You’ll never guess where I found this life-altering piece of productivity advice!

ahh-procrastinationYou know, you read all these articles on the internet, and most of them are total SEO crap: silly wikihow articles churned out for $15 a post in order to get some ad-money by perching on top of a search result for a term like "How do I stop procrastinating."

But then, once in awhile, one of those posts comes at you with some amazing advice. God knows where it comes from. Maybe the writer of the article was particularly good and conscientous? Or, more likely, they had a friend or a relation who knew something about the topic in question. Or perhaps every person does genuinely have one or two decent pieces of wisdom to impart, and sometimes you end up imparting that wisdom in the form of a generic looking listicle.

In any case, I've been making my way through the revisions on my novel, and I feel like I'm on track to finish by my April 1st deadline. And I realized that I actually tend to make my deadlines more often than not nowadays. And, what's more, I usually make them without going into 'crunch mode' or getting all stressed out.

And I owe it all to one tiny little article that a friend shared on Facebook.

The article is gone, unfortunately. I mean, it probably still exists somewhere on the internet, but I have no idea where it is. But anyway, the title was something like, "These seven trick will teach you how to finish all your work on time!"
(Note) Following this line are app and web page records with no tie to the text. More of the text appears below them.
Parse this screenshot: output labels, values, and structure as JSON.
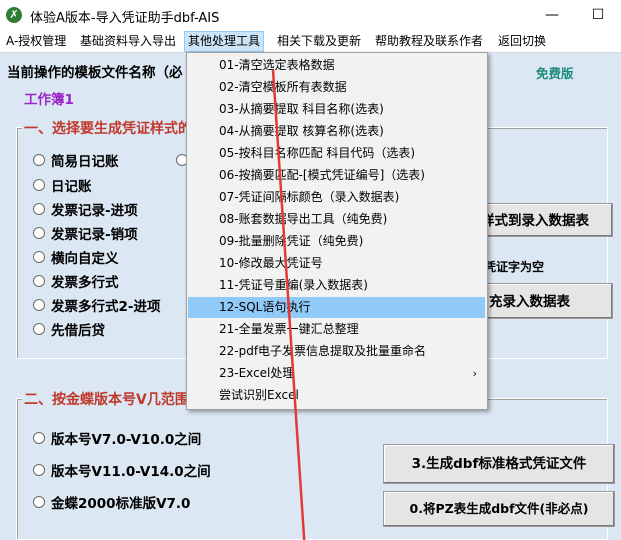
{
  "window": {
    "title": "体验A版本-导入凭证助手dbf-AIS",
    "minimize_glyph": "—",
    "maximize_glyph": "☐"
  },
  "menubar": [
    "A-授权管理",
    "基础资料导入导出",
    "其他处理工具",
    "相关下载及更新",
    "帮助教程及联系作者",
    "返回切换"
  ],
  "main": {
    "template_label": "当前操作的模板文件名称（必",
    "free_badge": "免费版",
    "workbook": "工作簿1",
    "section1_title": "一、选择要生成凭证样式的",
    "section1_options": [
      "简易日记账",
      "日记账",
      "发票记录-进项",
      "发票记录-销项",
      "横向自定义",
      "发票多行式",
      "发票多行式2-进项",
      "先借后贷"
    ],
    "btn_style_to_entry": "样式到录入数据表",
    "voucher_empty_note": "凭证字为空",
    "btn_fill_entry": "充录入数据表",
    "section2_title": "二、按金蝶版本号V几范围",
    "section2_options": [
      "版本号V7.0-V10.0之间",
      "版本号V11.0-V14.0之间",
      "金蝶2000标准版V7.0"
    ],
    "btn_generate_dbf": "3.生成dbf标准格式凭证文件",
    "btn_pz_to_dbf": "0.将PZ表生成dbf文件(非必点)"
  },
  "dropdown": {
    "items": [
      "01-清空选定表格数据",
      "02-清空模板所有表数据",
      "03-从摘要提取 科目名称(选表)",
      "04-从摘要提取 核算名称(选表)",
      "05-按科目名称匹配 科目代码（选表)",
      "06-按摘要匹配-[模式凭证编号]（选表)",
      "07-凭证间隔标颜色（录入数据表)",
      "08-账套数据导出工具（纯免费)",
      "09-批量删除凭证（纯免费)",
      "10-修改最大凭证号",
      "11-凭证号重编(录入数据表)",
      "12-SQL语句执行",
      "21-全量发票一键汇总整理",
      "22-pdf电子发票信息提取及批量重命名",
      "23-Excel处理",
      "尝试识别Excel"
    ],
    "highlighted_index": 11,
    "submenu_arrow": "›",
    "highlight_color": "#91c9f7"
  },
  "annotation": {
    "arrow_color": "#e53935"
  }
}
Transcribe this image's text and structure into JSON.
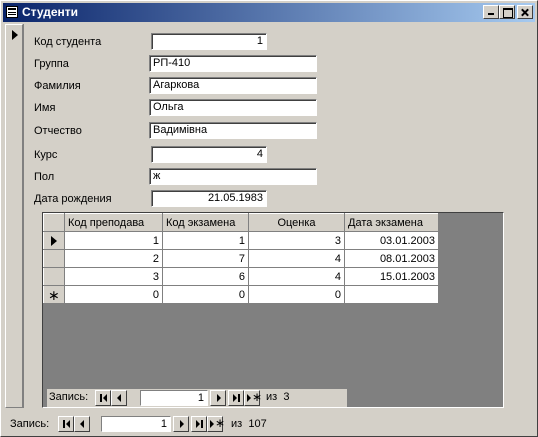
{
  "window": {
    "title": "Студенти"
  },
  "form": {
    "fields": [
      {
        "label": "Код студента",
        "value": "1"
      },
      {
        "label": "Группа",
        "value": "РП-410"
      },
      {
        "label": "Фамилия",
        "value": "Агаркова"
      },
      {
        "label": "Имя",
        "value": "Ольга"
      },
      {
        "label": "Отчество",
        "value": "Вадимівна"
      },
      {
        "label": "Курс",
        "value": "4"
      },
      {
        "label": "Пол",
        "value": "ж"
      },
      {
        "label": "Дата рождения",
        "value": "21.05.1983"
      }
    ]
  },
  "subform": {
    "columns": [
      "Код преподава",
      "Код экзамена",
      "Оценка",
      "Дата экзамена"
    ],
    "rows": [
      [
        "1",
        "1",
        "3",
        "03.01.2003"
      ],
      [
        "2",
        "7",
        "4",
        "08.01.2003"
      ],
      [
        "3",
        "6",
        "4",
        "15.01.2003"
      ]
    ],
    "new_row": [
      "0",
      "0",
      "0",
      ""
    ],
    "nav": {
      "label": "Запись:",
      "current": "1",
      "of_label": "из",
      "total": "3"
    }
  },
  "main_nav": {
    "label": "Запись:",
    "current": "1",
    "of_label": "из",
    "total": "107"
  },
  "icons": {
    "first": "first-record-icon",
    "prev": "prev-record-icon",
    "next": "next-record-icon",
    "last": "last-record-icon",
    "new": "new-record-icon",
    "current": "current-record-icon"
  }
}
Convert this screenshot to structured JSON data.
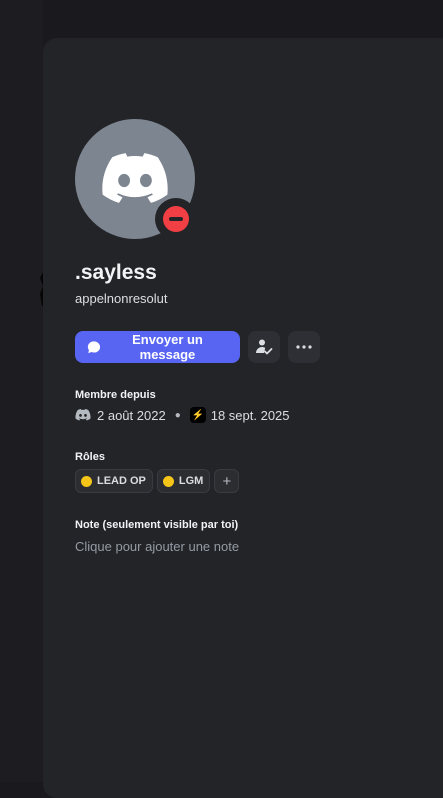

And the first four of them were trite and obvious stuff like, I don't know, making to-do lists and breaking up your proejct into discrete tasks that could be doable in one sitting. But the fifth item was great. It was something like:

Begin each assignment as soon as you get it, even if you can only work on it for a few minutes -- Research has shown that human beings hate to leave things unfinished. If you put off starting an assignment, then it's possible to push it out of your mind, but if you begin to work on it, then your mind will prod you to return to it until it's eventually done.

This could not be more true. I swear to God, it's like magic. Nowadays whenever I get an assignment, I just open it up and work on it for twenty or thirty minutes. And then I know that, no matter what, I'll finish it by the deadline. I have no idea how this works, but it just gets done. Sometimes I'll even procrastinate for huge chunks of time in the middle. For instance, today I revised for two hours and then daydreamed for two hours. But over time, the effort I put in slowly accelerates and the ratio of work to daydreaming decreases and voila, it gets done.

P.S. This is not the article that my friend shared, but it is an article that's about this phenomenon (which is apparently called the Zeigarnik Effect).

2 thoughts on “You’ll never guess where I found this life-altering piece of productivity advice!

  1. Xan

    What I like about this blog is that when *you* use a clickbaity post title, I know it will *actually* be good…

    I did not know this phenomenon had a name. But here’s a natural corollary that works very well for me: When you’re in the middle of a big project, choose stopping points that are *not* natural stopping points. At the risk of being overly simplistic, suppose your usual approach is to write a novel one chapter at a time. You chunk the work into these discrete tasks (as the productivity advice instructs you), and knock them off one by one. Well, maybe it’s better to stop every day in a state of undoneness. Stop a page before you are done writing the chapter. That way, the next day you have an urge to complete the chapter, and then you are over the hump and can keep going onto the next chapter.

    I find this hard to pull off sometimes because natural stopping points are…natural. There’s definitely an efficiency loss to stopping right in the middle of things. You forget stuff and have to re-remember it next time, and some of it you will simply lose, never to be recovered. But procrastination is usually the bigger fish. For me, getting started is the hardest thing, by far.

    1. R. H. Kanakia

      Yes, Hemingway famously did this! He stopped every day while he still had something to say. My process is a bit different, so it doesn’t work quite as well. I spend months working on the first chapter and then I write the rest of the book in a few weeks.

Comments are closed